From deploying students to helping Proctor and Gamble introduce
new products in Latin America to sending students to teach
companies about NATO, the William Davidson Institute has placed
more than 1,400 students in business projects since its inception
The institute has been under the direction of Jan Svejnar since
1996 and has evolved from studying emerging markets in Central and
Eastern Europe to looking at such markets worldwide. Moreover, it
attracted former Secretary of State Madeleine Albright two years
ago to become the institute’s first “distinguished
But after eight years as director of the institute, Svejnar will
step down at the end of this month because a rotation of the
position is necessary, he said.
Beginning on May 1, current associate director Robert Kennedy,
who came to Michigan from Harvard University in September, will
assume the position of director. The institute will continue to
focus on its global projects initiative, executive education,
technical assistance and research.
Like the University of Michigan Alumni Association and the
University Musical Society, the WDI is legally separate from the
University, though they institute has very close ties, Svejnar
Through its global projects initiative, the institute created
and manages three research options within the Business School,
including the International Multi-disciplinary Action Project.
Every year, more than 200 graduate students from all disciplines
research issues and provide recommendations to companies and
countries involved with emerging or transitioning markets.
With WDI’s help, MBA student Praveen Suthrum co-founded
the Experimental Multi-disciplinary Action Project.
“Twenty-one students spent four months in 10 locations
where their research focused on the bottom of the economic
pyramid,” Suthrum said, adding that he spent last semester in
Washington adapting his project to Iraq. The research the students
did will be compiled into a book, which will be published later
Along with a partner, Suthrum co-created an eGovernance model
for emerging markets in the Indian state of Andhra Pradesh and
worked with the government there.
Suthrum and his colleague applied that model to Iraq while they
were in Washington.

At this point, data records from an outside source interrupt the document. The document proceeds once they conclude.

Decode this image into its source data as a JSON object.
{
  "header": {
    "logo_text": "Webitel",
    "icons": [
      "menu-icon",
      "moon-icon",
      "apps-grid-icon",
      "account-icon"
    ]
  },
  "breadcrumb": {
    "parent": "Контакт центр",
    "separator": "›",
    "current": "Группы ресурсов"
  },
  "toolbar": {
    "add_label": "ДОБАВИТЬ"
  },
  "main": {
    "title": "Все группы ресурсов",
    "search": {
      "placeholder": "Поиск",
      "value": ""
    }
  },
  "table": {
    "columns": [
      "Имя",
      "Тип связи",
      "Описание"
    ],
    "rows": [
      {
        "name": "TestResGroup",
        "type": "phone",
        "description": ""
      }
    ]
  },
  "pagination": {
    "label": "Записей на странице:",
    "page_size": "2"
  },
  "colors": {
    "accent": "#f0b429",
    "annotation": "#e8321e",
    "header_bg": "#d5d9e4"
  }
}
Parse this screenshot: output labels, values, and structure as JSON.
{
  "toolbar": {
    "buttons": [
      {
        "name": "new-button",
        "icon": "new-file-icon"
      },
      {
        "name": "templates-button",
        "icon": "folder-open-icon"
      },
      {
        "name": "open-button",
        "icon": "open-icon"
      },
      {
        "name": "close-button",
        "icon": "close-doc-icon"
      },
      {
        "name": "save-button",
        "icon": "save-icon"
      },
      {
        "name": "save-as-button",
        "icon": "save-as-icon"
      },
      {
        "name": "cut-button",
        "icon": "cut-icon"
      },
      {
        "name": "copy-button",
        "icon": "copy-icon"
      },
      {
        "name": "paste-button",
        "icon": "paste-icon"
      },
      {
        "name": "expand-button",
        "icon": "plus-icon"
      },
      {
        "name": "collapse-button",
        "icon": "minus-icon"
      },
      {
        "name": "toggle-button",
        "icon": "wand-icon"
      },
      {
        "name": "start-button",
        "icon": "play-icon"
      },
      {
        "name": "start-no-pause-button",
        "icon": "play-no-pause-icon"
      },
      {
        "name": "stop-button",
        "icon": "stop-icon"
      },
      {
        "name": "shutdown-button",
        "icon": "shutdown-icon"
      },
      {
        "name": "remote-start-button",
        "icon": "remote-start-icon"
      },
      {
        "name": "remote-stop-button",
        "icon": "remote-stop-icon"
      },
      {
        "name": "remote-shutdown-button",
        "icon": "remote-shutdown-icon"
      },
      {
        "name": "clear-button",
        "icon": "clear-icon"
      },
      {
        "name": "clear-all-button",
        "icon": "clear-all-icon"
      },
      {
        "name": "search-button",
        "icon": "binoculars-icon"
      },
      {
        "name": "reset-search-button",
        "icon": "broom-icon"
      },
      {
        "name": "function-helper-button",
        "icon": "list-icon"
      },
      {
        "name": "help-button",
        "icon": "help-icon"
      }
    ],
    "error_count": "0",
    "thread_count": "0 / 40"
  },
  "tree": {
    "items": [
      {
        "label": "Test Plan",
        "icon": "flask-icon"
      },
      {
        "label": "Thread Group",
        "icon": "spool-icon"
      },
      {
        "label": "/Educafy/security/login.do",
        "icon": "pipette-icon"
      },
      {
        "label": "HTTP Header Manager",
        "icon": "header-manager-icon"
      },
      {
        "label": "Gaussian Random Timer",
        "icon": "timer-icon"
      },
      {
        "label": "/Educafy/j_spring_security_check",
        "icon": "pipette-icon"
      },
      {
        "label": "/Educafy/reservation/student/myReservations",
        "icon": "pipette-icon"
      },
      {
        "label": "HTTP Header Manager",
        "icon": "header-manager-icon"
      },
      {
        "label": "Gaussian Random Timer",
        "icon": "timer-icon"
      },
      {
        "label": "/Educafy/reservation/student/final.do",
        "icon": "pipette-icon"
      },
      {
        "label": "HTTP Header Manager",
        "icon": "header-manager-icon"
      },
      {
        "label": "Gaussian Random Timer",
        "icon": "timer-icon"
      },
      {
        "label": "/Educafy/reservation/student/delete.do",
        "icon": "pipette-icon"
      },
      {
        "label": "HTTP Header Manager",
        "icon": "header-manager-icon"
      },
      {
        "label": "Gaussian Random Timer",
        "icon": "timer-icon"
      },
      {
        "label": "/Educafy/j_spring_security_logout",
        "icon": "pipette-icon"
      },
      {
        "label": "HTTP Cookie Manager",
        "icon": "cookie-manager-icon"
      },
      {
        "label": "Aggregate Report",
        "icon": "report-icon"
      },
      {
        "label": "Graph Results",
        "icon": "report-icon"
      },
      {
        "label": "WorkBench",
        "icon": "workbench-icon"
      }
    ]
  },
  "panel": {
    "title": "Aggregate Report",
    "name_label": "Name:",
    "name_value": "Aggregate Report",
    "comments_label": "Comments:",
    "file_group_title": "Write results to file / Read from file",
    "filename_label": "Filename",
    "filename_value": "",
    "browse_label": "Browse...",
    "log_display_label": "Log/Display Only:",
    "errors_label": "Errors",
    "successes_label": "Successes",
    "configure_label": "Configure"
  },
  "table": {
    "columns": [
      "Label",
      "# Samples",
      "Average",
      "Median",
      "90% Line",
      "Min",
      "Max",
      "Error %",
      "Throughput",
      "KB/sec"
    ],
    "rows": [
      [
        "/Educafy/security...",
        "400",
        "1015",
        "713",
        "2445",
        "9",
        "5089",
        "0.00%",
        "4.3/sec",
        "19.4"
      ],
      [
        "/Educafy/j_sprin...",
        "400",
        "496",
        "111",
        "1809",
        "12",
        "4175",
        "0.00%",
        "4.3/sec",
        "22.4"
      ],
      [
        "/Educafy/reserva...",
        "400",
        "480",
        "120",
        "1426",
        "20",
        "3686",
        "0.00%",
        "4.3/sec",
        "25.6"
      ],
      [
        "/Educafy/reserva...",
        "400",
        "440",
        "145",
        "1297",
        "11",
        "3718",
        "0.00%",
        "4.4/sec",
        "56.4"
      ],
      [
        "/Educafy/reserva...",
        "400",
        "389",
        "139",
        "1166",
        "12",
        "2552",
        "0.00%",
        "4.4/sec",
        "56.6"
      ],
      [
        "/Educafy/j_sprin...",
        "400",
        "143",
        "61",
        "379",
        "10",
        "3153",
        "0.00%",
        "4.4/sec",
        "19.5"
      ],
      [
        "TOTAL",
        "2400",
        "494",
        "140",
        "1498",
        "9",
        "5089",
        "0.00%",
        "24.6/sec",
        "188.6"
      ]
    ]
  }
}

With the help of the WDI, they were able to use
the institute’s office as well as its other resources in the
area, he said.
“Personally, the Davidson institute was very willing to
connect me with different individuals in D.C. It was a good
jumpstart,” Suthrum said.
In his project, MBA student Jose Arredondo worked with the
International Finance Corporation, a World Bank division. The IFC
wanted to create a global business school network in Africa, so
Arredondo and others audited 24 graduate and business schools in
seven African countries. They then recommended which schools the
IFC should get to join the network.
“It’s a great opportunity because you get to put all
the concepts and theory you learn in the first year and a half into
practice,” Arredondo said.
Among the institute’s other efforts, the executive
education focus helps managers from more than 100 companies acquire
the skills necessary to work in developing countries, Svejnar said.
Through technical assistance, the institute helps business schools
around the world and provides other institutions with its expertise
on emerging markets.
The institute’s concentration on research involves the
participation of nearly 40 faculty members from the University as
well as an additional 130 faculty members from all over the world.
This effort results in about 100 analytical research papers every
year, Svejnar said.
These efforts give the institute its expertise in emerging
markets in developing nations.
“We are a premier think-tank that creates new findings and
disseminates them all over the world,” Svejnar said.
The non-profit WDI was established with a financial commitment
from the Guardian Industries Corporation in Auburn Hills. The
institute was named after the corporation’s founder, William
Davidson, who graduated from the University in 1947. Davidson is
also the majority owner of the Detroit Pistons.
“Emerging markets in Eastern and Central Europe were the
impetus of why William Davidson provided funds,” Svejnar